Here is a sampling of what has been true this week.

  • Annie has happily continued to sample jerky. This week’s post on Oberto Beef Jerky made me hungry and itching for a road trip.
  • If you have not taken the time yet to watch the video in Jeffrey’s post “Afghanistan, an accordion, ‘Elvis’ and Johnny Cash,” do. It’s a wonderful example of an unexpected cross cultural-exchange.
  • For anyone 30 years or younger, Allison has news about a way you can win a trip through STA. There is a free trip being given away every day this month. With several days left, you might get lucky.
  • The golden arches of McDonald’s are almost a world-wide icon, although every country has its own version of some menu items.
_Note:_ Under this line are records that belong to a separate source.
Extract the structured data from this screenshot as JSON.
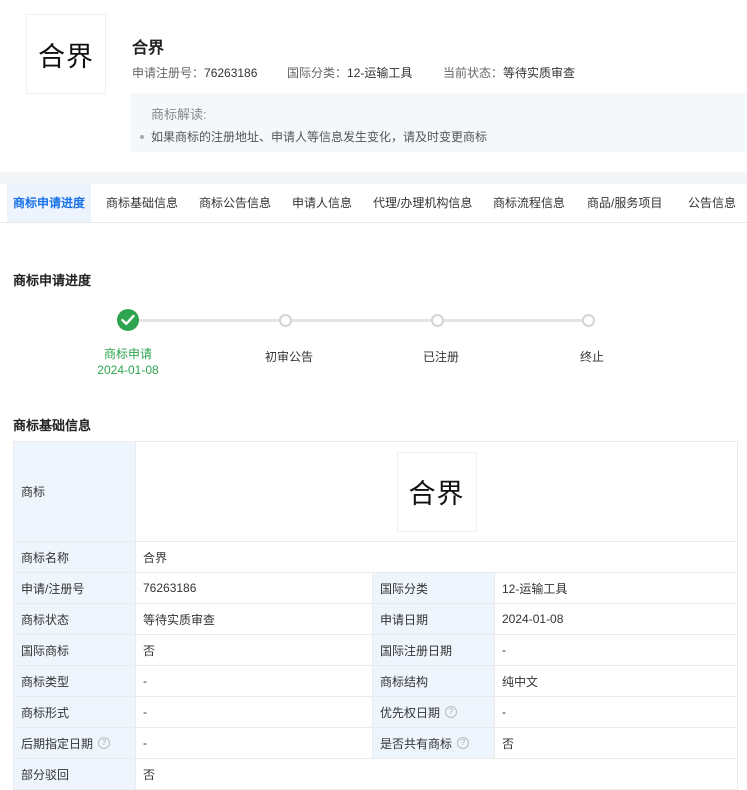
{
  "header": {
    "logo_text": "合界",
    "name": "合界",
    "reg_no_label": "申请注册号：",
    "reg_no": "76263186",
    "class_label": "国际分类：",
    "class_value": "12-运输工具",
    "status_label": "当前状态：",
    "status_value": "等待实质审查"
  },
  "interpretation": {
    "title": "商标解读:",
    "tip": "如果商标的注册地址、申请人等信息发生变化，请及时变更商标"
  },
  "tabs": [
    {
      "label": "商标申请进度",
      "active": true
    },
    {
      "label": "商标基础信息"
    },
    {
      "label": "商标公告信息"
    },
    {
      "label": "申请人信息"
    },
    {
      "label": "代理/办理机构信息"
    },
    {
      "label": "商标流程信息"
    },
    {
      "label": "商品/服务项目"
    },
    {
      "label": "公告信息"
    }
  ],
  "progress": {
    "title": "商标申请进度",
    "steps": [
      {
        "label": "商标申请",
        "date": "2024-01-08",
        "done": true
      },
      {
        "label": "初审公告",
        "date": ""
      },
      {
        "label": "已注册",
        "date": ""
      },
      {
        "label": "终止",
        "date": ""
      }
    ]
  },
  "basic": {
    "title": "商标基础信息",
    "logo_label": "商标",
    "logo_text": "合界",
    "name_label": "商标名称",
    "name_value": "合界",
    "rows": [
      {
        "k1": "申请/注册号",
        "v1": "76263186",
        "k2": "国际分类",
        "v2": "12-运输工具"
      },
      {
        "k1": "商标状态",
        "v1": "等待实质审查",
        "k2": "申请日期",
        "v2": "2024-01-08"
      },
      {
        "k1": "国际商标",
        "v1": "否",
        "k2": "国际注册日期",
        "v2": "-"
      },
      {
        "k1": "商标类型",
        "v1": "-",
        "k2": "商标结构",
        "v2": "纯中文"
      },
      {
        "k1": "商标形式",
        "v1": "-",
        "k2": "优先权日期",
        "v2": "-"
      },
      {
        "k1": "后期指定日期",
        "v1": "-",
        "k2": "是否共有商标",
        "v2": "否"
      }
    ],
    "last_label": "部分驳回",
    "last_value": "否",
    "help_icon": "?"
  },
  "colors": {
    "accent": "#1a73e8",
    "success": "#2ea44f",
    "key_bg": "#eef5fc"
  }
}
Aaron names some of them like Israel’s The McShawarma. He didn’t say if he tried some on his trip there.
  • In his post on tourism’s effect on the Amazon, Kraig talks about his upcoming trip to Peru where he’ll be traveling on the Amazon in a riverboat. We’re looking forward to what he discovers on this venture and shares with us here at Gadling.

And here’s one more. In case you missed this bit of news, our favorite pilot Kent Wien and his wife Linda won the Competitours race in Europe. Set up like an Amazing Race challenge, Competitours is offering a unique way to travel that Kent and Linda were happy to try. We’re certainly proud!!!

Canada to adopt new national slogan

Canada: America’s Hat
. Catchy, ain’t it? The folks over at Tourism Canada thought so so they’ve decided to make it the official new slogan for the country’s soon-to-be-even-more bustling tourism industry. And Prime Minister Stephen Harper’s endorsed the slogan, saying, ‘It will show the world that I … I mean, we Canadians have a sense of humor. Ha. Ha. That’s funny’

Still, not everyone is sold. Says one die-hard Canadian: ‘It doesn’t make any sense. Canada’s bigger than the states. Who wears a hat that’s bigger than them?’ Adds another, ‘If Canada’s the hat, then the USA is like Mr. Peanut. The hat’s the best part — without it, he’s nothing. He’s just a nut.’